In the Spring of 1971, the Rolling Stones arrived at Villa Nellcôte on the Côte D’Azur as tax exiles from the UK. Keith Richards had been drawn to the house for its privacy – set back from the huge wrought iron gates by a great curved drive and shrouded with palm trees, it was kept free from prying eyes. In the 6-month house party that ensued, photographer Dominique Tarlé gained unprecedented access to the enigmatic life of the band while they created their seminal album “Exile on Main Street”.
A 16-room mansion of the Belle Époque period, Villa Nellcôte’s opulent baroque interiors were described by Richards to have looked as though they had been designed for “bloody Marie Antoinette”. In these gilded rooms, the rock stars lounged topless on shabby seventies armchairs. For interiors designed to exhibit the wealth and station of their occupants, the indifference of the celebrities in the photographs is striking.
“Upstairs, it was fantastic – like Versailles”, said Keith Richards. “But down there… it was Dante’s Inferno.” Downstairs was the basement, used to record the album. The house had once been used as a Nazi Gestapo headquarters in the 1940s and in the cellar, the heating vents were shaped like swastikas.

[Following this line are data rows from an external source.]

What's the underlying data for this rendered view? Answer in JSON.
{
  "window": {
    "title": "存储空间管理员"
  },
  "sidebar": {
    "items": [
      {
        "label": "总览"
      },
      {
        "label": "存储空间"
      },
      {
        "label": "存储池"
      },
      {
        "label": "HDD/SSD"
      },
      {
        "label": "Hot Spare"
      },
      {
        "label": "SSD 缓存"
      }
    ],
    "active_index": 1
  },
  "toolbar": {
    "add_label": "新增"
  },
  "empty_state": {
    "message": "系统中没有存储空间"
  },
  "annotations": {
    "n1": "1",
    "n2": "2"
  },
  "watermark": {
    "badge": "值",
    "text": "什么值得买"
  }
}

Richards was apparently highly intrigued by the mansion’s sinister history, but told a visitor “It's OK. We're here now.”
During the Stones’ tenancy, the cellar was soundproofed with cheap carpets and the mobile studio had been driven from England. Illegal power lines from the French railway system over the road juiced their instruments. When they overheated, they rehearsed with their trousers off.
A carnival of characters drifted through the villa, including Bobby Keys, the sax player who taught Keith Richards the joys of throwing furniture out of windows; a drug dealer who brought his children, along with his cocaine supply; record execs; engineers; family members; lovers; groupies; wasters and journalists. A guy lived on the front lawn in a tepee. Writer Robert Greenfield recalls, “People appeared, disappeared, no one had a last name, you didn't know who anybody was.”
While the band continued their irregular recording in the cellar, the time at Nellcôte passed in a hazed, concealed enchantment. "There wasn't really any pattern, that wasn't the way they rolled," remembers Gretchen Carpenter, a visitor to the house. Ultimately, the spell ended with a police drugs bust, which prompted the band’s departure to the States where they worked to make sense of the Nellcôte tapes.
Today, this infamous house is cloaked in mystery. It is presently owned by a wealthy Russian, who bought it for €100 million in 2005. Visitors are not welcome. The curious may flock to take photos outside the gates, but are shouted away by guards. Many stories emerged from those 6 months, but the truth is now concealed behind closed doors. It’s a fitting end to the story: the time the Stones spent there has passed into ambiguity, and legend.